Look through the records, and whenever a line includes the word "Access", copy it.

Segment Start: Records for this exercise

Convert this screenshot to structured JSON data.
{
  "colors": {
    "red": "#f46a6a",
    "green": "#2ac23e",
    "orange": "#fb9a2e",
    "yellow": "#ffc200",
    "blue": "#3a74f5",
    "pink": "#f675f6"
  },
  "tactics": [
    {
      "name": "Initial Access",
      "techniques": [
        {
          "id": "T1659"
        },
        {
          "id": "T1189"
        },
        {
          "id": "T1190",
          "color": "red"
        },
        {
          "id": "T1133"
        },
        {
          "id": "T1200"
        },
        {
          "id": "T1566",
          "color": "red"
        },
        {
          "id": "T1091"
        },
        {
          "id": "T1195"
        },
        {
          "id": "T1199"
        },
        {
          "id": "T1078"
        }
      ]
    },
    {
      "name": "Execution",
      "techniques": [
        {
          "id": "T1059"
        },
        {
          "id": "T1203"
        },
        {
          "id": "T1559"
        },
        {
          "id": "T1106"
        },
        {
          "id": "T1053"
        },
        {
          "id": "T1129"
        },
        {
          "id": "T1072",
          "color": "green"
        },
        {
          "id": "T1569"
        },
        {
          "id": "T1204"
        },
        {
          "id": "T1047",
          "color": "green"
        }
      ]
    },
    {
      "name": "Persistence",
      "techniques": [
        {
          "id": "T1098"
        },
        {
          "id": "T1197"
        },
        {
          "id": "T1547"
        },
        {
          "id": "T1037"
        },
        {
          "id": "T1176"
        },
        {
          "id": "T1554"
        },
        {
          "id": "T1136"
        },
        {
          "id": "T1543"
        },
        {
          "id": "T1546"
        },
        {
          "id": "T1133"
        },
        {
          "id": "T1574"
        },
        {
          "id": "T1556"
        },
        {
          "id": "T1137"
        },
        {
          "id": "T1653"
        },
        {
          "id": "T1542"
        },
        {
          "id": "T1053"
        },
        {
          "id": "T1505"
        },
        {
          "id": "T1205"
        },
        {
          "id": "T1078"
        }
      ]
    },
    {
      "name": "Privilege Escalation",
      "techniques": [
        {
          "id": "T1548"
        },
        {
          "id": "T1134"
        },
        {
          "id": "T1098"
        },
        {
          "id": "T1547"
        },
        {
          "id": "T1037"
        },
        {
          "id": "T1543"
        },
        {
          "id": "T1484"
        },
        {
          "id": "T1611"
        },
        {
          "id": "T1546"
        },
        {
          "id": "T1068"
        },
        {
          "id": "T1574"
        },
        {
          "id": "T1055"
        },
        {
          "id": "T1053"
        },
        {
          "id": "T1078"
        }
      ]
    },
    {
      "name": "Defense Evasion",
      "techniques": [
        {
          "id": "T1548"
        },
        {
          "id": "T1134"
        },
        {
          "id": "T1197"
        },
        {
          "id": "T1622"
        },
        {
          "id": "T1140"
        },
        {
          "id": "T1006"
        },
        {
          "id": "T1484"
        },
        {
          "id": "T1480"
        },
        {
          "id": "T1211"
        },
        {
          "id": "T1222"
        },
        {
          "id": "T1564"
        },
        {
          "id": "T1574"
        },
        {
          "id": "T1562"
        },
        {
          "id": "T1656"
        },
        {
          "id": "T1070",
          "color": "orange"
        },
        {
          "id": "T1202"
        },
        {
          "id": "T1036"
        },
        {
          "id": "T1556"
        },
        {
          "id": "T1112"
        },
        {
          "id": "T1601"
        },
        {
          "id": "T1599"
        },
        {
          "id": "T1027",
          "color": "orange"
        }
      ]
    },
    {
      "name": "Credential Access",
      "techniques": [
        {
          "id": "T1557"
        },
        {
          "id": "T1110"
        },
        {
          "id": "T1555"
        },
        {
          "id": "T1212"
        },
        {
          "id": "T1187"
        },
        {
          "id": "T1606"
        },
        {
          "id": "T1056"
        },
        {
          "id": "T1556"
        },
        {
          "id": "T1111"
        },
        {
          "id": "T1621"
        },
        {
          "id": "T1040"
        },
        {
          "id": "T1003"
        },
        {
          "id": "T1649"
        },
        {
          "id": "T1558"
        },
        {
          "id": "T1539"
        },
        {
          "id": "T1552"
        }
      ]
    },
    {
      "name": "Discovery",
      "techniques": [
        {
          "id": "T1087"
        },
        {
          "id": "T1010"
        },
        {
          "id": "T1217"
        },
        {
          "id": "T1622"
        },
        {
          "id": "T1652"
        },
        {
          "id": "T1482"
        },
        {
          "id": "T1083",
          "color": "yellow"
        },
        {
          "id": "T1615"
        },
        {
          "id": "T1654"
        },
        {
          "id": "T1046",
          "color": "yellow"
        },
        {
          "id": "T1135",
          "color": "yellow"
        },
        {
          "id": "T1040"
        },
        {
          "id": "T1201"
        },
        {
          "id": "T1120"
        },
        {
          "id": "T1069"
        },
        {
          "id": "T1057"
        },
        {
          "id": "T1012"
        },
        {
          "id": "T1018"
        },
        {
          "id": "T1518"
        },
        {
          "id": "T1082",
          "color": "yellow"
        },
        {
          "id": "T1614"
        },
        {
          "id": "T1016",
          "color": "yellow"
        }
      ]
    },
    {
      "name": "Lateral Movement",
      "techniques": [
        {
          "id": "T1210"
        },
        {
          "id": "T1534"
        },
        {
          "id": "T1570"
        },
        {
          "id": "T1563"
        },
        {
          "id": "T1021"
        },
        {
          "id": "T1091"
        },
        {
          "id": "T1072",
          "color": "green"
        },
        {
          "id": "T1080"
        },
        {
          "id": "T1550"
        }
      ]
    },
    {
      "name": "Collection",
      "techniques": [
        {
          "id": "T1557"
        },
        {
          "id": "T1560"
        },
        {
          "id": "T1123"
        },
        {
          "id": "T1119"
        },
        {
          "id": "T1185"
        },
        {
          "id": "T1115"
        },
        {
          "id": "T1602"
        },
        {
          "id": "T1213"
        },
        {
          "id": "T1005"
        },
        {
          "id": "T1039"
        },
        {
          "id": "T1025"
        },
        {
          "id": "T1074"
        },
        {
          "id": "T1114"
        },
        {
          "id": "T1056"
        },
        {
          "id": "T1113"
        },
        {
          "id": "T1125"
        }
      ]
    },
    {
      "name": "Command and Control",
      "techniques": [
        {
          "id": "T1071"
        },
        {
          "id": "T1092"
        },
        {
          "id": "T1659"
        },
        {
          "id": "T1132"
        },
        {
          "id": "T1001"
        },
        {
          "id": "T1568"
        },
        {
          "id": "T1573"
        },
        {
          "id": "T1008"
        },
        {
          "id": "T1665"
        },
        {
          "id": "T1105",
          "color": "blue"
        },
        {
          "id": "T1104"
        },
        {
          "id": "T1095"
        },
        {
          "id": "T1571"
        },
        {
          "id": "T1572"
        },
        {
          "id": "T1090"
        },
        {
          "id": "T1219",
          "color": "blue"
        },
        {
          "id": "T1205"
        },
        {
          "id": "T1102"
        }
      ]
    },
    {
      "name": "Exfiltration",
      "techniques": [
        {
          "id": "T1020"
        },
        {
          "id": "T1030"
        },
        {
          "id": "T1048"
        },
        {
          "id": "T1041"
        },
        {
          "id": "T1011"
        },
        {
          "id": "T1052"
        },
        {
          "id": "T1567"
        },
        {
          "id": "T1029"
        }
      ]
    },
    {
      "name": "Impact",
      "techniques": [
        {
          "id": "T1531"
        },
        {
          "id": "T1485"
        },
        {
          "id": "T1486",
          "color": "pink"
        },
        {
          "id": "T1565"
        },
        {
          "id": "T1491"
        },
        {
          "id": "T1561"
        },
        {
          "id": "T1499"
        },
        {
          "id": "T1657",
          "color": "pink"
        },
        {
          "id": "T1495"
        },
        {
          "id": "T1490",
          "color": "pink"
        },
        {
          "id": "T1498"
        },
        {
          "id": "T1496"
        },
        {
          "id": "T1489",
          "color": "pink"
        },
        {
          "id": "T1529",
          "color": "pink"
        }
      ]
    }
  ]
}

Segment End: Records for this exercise

Reply:
      "name": "Initial Access",
      "name": "Credential Access",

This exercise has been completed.